Not a question.
Consider this amazing statement of David’s (Psalm 138:2): “I will worship toward Thy holy temple, and praise Thy name for Thy lovingkindness and for Thy truth:” listen, “for Thou hast magnified Thy word above all Thy name.”
What more imperative do we need to make the study of God’s word one of the most important things we can do for our life? God gives us His word in a concerted master stroke over the centuries and then it culminates in the revelation of Jesus Christ. As a person. As the living word. “And the Word was made flesh, and dwelt among us.” (John 1:14) The whole “disposing thereof” is airtight.
What are some of the things in the Bible that describe the importance of understanding, not only the words contained therein, but also the importance of knowing the Living Word? Because, let’s face it: “the letter killeth” (2 Corinthians 3:6). And before I go any further, what Paul is saying here to the Corinthians is that the law is the law. What it says, goes. The law of God as handed down to the Israelites through Moses was immutable. There was no way around it, in other words. Even worse: “For whosoever shall keep the whole law, and yet offend in one point, he is guilty of all“, says James (2:10, emphasis mine). “For all have sinned, and come short of the glory of God.” (Romans 3:23) The Old Testament law is what holiness looks like when put on paper. All of the inherent messiness of human existence is, in a sense, not taken into account one whit. Because of original sin, it’s not perfect—not even close. Therefore God must judge. This is why, from a very narrow, almost selfish perspective, it’s so remarkable that God would even lift a finger to help the Israelites out of their predicament(s), time and again. Same goes for us. Because God is holy, we are not. And this stringent, strict holiness is what Jesus walked in perfectly for thirty-plus years. I’m digressing, I know, and I will digress a touch more when I say that, in my opinion, Jesus’ ministry of grace and of the interior began when He received the full measure of the Holy Spirit at His baptism in the river Jordan (see Matthew 3:16). All digressions aside, in order to understand what it means to have the entire revealed law of God be not only, “above Thy name” as David says in Psalms, but also contained in Jesus as the Living Word, necessarily takes the Holy Spirit. The spirit of the law. That’s what Paul is saying. “Who (God) also hath made us able ministers of the new testament (grace, after what Jesus did for us); not of the letter, but of the spirit: for the letter killeth, but the spirit giveth life.” (2 Corinthians 3:6, emphasis mine) It’s the same Holy Spirit who Jesus was baptized with at Jordan. It’s the same Holy Spirit who is symbolized as flowing, like water from Jesus’ side when He was pierced by the spear as He hung on the cross (John 19:34). And it’s the same Holy Spirit who’s there with you whenever you study your Bible. And “it’s” not a thing. He’s a person with feelings, agency, will, and above all, the same qualities as both the Father and the Son, yet without a body. Wrap your mind around this: you are His body. “Know ye not that ye are the temple of God, and that the Spirit of God dwelleth in you?” (1 Corinthians 3:16) We’d do well if we never, ever forgot this ever again…
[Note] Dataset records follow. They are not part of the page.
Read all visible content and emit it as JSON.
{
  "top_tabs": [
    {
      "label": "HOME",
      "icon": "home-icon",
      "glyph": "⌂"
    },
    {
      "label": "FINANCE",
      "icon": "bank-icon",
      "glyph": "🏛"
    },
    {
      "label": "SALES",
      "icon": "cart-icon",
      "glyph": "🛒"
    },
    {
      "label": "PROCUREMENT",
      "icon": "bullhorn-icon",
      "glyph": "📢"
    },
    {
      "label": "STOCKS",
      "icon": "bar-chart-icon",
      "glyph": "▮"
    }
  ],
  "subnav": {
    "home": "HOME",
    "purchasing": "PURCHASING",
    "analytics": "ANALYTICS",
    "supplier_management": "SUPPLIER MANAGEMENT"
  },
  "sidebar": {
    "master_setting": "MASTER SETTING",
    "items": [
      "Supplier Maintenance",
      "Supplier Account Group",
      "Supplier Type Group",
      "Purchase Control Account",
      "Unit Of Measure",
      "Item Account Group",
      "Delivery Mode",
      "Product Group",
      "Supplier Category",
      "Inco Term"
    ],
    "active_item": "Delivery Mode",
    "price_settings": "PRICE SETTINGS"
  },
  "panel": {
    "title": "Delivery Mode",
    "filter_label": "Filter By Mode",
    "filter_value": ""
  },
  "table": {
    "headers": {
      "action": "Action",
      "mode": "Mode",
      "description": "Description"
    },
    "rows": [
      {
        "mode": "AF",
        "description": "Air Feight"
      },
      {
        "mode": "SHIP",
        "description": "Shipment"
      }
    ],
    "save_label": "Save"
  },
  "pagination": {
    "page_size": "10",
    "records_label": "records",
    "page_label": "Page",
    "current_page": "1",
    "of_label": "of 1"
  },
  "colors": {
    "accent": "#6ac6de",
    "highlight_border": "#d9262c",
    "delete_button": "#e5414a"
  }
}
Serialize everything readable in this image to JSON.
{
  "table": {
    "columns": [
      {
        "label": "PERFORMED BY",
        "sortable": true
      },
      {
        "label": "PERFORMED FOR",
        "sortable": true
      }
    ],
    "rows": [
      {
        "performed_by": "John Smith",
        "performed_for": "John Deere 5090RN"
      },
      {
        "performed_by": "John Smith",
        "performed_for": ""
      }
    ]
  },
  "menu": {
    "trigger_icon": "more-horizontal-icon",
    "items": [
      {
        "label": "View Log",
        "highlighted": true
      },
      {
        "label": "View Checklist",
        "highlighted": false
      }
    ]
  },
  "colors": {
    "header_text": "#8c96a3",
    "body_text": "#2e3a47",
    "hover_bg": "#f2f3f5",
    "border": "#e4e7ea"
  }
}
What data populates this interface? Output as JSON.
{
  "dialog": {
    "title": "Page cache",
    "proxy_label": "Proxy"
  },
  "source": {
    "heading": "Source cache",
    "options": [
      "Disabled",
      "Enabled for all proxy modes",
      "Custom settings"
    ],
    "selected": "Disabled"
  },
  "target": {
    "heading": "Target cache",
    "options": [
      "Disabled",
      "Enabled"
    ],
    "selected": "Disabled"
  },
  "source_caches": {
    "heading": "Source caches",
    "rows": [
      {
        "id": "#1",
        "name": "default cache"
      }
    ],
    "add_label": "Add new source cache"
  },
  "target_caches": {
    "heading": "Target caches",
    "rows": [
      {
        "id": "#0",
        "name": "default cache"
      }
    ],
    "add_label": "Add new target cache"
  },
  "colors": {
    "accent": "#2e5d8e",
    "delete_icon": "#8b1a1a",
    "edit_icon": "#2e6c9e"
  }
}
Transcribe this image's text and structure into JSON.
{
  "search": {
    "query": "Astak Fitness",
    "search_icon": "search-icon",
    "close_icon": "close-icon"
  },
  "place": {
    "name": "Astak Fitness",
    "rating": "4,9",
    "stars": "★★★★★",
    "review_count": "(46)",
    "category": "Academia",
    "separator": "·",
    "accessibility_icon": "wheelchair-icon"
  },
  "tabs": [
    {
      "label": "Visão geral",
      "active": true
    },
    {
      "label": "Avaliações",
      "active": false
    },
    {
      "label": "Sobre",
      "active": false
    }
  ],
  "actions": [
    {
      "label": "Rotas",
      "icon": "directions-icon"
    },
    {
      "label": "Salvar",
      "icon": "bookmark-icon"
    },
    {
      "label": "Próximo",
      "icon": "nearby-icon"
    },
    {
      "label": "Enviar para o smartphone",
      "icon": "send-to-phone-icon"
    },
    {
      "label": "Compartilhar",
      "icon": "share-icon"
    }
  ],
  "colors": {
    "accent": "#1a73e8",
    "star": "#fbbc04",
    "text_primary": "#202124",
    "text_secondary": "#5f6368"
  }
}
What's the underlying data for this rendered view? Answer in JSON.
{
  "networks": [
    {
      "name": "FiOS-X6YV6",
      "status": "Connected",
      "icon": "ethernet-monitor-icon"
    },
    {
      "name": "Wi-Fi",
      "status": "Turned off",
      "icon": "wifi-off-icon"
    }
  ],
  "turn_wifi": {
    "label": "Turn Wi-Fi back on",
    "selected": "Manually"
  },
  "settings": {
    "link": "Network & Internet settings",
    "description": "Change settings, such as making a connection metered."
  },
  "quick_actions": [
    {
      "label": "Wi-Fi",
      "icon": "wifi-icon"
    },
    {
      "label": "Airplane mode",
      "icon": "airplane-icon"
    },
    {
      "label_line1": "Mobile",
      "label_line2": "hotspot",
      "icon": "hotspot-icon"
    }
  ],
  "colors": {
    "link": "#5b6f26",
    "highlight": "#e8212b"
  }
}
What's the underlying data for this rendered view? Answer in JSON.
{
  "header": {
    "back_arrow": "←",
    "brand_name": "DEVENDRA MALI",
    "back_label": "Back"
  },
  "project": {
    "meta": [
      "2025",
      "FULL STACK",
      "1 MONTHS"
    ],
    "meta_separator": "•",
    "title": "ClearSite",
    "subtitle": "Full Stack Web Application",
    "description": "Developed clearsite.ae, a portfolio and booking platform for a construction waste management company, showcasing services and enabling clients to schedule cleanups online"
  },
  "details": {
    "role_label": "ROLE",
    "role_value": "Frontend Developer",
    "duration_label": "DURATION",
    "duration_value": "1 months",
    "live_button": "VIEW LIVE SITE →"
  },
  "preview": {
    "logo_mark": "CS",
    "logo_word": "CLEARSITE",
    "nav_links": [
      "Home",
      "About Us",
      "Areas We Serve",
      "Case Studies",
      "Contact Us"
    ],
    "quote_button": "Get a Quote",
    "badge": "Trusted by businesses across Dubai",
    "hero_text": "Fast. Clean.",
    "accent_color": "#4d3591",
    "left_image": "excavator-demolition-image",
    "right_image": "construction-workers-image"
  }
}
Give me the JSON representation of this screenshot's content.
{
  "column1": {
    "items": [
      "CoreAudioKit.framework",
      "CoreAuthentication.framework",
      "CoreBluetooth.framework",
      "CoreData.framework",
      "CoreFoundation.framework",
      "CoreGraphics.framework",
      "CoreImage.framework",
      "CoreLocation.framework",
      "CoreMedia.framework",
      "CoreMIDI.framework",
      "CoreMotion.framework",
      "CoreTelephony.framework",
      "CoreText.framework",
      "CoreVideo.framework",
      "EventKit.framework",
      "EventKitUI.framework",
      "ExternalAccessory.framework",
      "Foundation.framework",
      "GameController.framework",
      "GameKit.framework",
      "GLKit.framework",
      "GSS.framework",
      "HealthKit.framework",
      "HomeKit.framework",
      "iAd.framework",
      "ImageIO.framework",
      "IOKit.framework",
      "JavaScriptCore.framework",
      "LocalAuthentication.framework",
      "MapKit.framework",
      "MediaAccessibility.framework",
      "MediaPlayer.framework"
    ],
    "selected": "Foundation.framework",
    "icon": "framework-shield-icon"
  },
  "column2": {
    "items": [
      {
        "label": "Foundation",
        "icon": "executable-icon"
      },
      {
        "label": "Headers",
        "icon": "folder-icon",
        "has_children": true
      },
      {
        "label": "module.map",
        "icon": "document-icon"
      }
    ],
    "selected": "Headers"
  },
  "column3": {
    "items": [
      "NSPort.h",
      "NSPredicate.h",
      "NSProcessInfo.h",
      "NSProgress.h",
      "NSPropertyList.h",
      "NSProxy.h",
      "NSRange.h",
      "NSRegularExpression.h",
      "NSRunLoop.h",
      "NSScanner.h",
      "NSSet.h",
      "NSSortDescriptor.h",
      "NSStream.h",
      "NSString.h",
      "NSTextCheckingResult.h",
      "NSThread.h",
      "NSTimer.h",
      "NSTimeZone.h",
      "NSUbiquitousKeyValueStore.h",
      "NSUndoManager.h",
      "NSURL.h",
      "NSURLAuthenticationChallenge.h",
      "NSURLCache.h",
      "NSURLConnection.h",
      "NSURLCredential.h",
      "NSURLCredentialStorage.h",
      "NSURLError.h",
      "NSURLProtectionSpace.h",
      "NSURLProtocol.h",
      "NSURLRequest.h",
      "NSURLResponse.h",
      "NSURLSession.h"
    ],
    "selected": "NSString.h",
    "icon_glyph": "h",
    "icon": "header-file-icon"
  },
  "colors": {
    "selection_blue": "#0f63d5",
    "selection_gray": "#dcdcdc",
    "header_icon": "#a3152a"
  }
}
So, what are those things contained in the Bible that show the importance of what I asked earlier? The answer is whatever the Holy Spirit wants to emphasize for your life. Simple as that. Just ask.
“But the comforter, which is the Holy Ghost, whom the Father will send in my name, He shall teach you all things, and bring all things to your remembrance, whatsoever I have said unto you.” (John 14:26, emphasis mine) When we submit to the leading and teaching of the Holy Spirit, we are taught by the best.
“But go ye and learn what that meaneth…” (Matthew 9:13)